Martin wanted to celebrate the hard-fought battle that unseated Hamilton, a two-term incumbent who won the 2014 election in a landslide. But at the same time, his family was overcome with grief at losing Gower, a popular Oak Bay High School teacher and captain of Canada’s rugby team in the 1950s.
“It was really high and really low,” said Martin, 51.
On his Facebook page, Martin shared the sad news, along with a photo of Gower smiling, eyebrows raised and wearing a Martin for Mayor T-shirt.
Martin said he takes his strength from Sheila, who has been supportive since the day he decided to run for Colwood council in 2011.
“There’s no way I would have been able to handle this without her,” Martin said of his wife of 29 years.
For 21 of those years, they’ve lived in Colwood, in a bungalow near Esquimalt Lagoon.
“I hit a home run with my wife because she supports me every way possible,” said Martin, the baseball metaphor perhaps an ode to his weekend gig as umpire for Triangle Little League baseball.
The couple’s two kids, William, 26, and Ellie, 24, have moved out, but their golden retriever-Bernese mountain dog cross Edgar keeps them company.
The youngest of four siblings, Martin was born in Oshawa, Ont., but his father’s job in the Air Force saw the family move to Brampton, North Saanich and Calgary.

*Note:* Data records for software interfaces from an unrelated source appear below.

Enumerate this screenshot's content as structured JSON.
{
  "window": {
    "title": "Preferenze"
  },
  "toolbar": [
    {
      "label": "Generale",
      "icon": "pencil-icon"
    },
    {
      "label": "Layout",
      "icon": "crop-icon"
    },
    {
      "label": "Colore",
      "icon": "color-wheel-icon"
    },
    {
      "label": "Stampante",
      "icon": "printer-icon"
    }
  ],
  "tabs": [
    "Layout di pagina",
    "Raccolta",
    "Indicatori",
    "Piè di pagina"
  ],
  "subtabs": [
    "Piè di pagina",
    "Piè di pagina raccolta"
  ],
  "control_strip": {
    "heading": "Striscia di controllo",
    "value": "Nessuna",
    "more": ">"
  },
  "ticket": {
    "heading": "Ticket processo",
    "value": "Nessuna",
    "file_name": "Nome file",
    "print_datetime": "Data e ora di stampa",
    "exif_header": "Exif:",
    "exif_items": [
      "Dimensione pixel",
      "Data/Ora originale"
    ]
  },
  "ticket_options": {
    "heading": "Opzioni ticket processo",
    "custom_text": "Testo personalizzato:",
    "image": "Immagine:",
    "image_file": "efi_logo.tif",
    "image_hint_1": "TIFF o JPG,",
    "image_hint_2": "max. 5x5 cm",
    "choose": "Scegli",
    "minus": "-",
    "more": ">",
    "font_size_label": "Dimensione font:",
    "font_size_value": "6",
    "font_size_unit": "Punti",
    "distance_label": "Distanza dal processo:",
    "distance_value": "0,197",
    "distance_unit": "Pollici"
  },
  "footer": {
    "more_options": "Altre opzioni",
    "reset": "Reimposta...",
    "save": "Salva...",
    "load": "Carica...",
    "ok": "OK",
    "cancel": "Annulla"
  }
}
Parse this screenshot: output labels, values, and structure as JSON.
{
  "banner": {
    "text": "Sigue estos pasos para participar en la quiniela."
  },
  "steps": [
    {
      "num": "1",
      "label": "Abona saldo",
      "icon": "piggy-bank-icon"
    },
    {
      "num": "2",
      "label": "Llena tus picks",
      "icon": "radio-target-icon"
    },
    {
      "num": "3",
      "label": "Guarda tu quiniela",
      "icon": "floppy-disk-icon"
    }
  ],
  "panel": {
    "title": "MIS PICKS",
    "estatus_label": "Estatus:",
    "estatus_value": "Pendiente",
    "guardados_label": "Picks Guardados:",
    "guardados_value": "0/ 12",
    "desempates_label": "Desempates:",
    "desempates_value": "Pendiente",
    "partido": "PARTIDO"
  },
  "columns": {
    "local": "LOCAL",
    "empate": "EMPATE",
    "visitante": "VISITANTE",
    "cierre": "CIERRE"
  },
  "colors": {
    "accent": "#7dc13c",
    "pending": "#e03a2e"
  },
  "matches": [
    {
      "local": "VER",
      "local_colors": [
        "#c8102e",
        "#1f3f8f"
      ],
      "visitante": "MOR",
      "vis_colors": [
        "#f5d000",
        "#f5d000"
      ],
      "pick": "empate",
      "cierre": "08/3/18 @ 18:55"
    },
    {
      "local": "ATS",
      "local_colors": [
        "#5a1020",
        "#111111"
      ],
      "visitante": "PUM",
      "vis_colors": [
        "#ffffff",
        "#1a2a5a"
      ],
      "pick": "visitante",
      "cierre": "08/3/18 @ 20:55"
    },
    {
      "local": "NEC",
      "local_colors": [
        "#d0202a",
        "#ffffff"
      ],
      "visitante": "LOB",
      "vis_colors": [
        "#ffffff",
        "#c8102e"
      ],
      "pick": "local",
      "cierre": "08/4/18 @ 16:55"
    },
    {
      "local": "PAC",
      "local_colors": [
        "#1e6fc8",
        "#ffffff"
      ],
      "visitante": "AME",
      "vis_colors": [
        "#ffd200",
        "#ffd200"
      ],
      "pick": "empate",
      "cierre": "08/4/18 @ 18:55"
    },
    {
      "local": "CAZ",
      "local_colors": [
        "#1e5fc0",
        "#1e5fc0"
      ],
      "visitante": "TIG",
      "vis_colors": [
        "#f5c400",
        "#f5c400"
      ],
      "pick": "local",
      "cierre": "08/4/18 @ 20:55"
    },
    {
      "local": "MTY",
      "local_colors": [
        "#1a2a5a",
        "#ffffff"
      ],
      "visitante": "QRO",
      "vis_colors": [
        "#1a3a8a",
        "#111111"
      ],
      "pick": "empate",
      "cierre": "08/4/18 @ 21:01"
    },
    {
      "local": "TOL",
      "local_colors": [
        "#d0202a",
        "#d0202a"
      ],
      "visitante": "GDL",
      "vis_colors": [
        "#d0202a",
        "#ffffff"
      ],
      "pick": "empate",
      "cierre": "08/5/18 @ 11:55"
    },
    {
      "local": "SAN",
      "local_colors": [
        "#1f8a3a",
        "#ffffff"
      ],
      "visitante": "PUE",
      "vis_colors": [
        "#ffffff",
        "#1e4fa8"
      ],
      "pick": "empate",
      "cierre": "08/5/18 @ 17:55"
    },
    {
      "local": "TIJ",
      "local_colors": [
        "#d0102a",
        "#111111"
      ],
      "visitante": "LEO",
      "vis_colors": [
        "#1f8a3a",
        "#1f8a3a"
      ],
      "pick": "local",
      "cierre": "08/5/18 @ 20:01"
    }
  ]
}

Martin’s first job was as a camp counsellor with the YMCA in Brampton at age 16. A passion for youth services led him into a double major in psychology and sociology at the University of Victoria. He got into a job with the Boys and Girls Club of Greater Victoria, where he worked as a club co-ordinator and supervisor until his 30s.
While youth care was his passion, Martin decided to move into medical sales, a field he thought would better provide for his young family. Seven years ago, Martin started Precise Surgical and Medical Supplies, which sells orthotics.
Martin’s foray into municipal politics started after he sued the City of Colwood in 2010. It was over a sewage line installed in his neighbourhood and a funding discrepancy that saw Martin paying more for sewage service than his neighbours. He settled with the city, but the issue inspired him to run for council in 2011.
Coun. Gordie Logan, who has served on council since 1999, said despite the legal battle, there was no awkwardness when Martin joined the council table.
“That might have been the impetus for him to run, but he gave the broader perspective when he got elected,” said Logan.
Martin was often the sole dissenting voice on many issues, which led to disagreements with other council members.
He was the lone councillor to vote against the official community plan in April, a decision Hamilton criticized during an interview before the election.
“He never elaborated on his position other than making a comment that the decision on the OCP should be left to a new council rather than the existing one, but this is a decision we’ve been working on for two years,” Hamilton said.
“Can you just throw all that work out and start over because you didn’t like the outcome?”
Logan said Martin sparked some interesting debates that never became personal.
“Even though Rob was at the losing end of the some of the votes, what he did was trigger some very good discussion and changed people’s viewpoints,” Logan said.
Martin campaigned on a promise to court businesses and commercial developers to spur growth in a community that lags behind Langford in terms of development.
“His big focus has been on business and the need to diversify the tax base, and I think that momentum will carry through as mayor,” Logan said.
“There’s been a bit of a bias among local developers against Colwood and maybe we haven’t done a good job at projecting our open-for-business attitude. I’m personally very excited about what our possibilities are over the next four years.”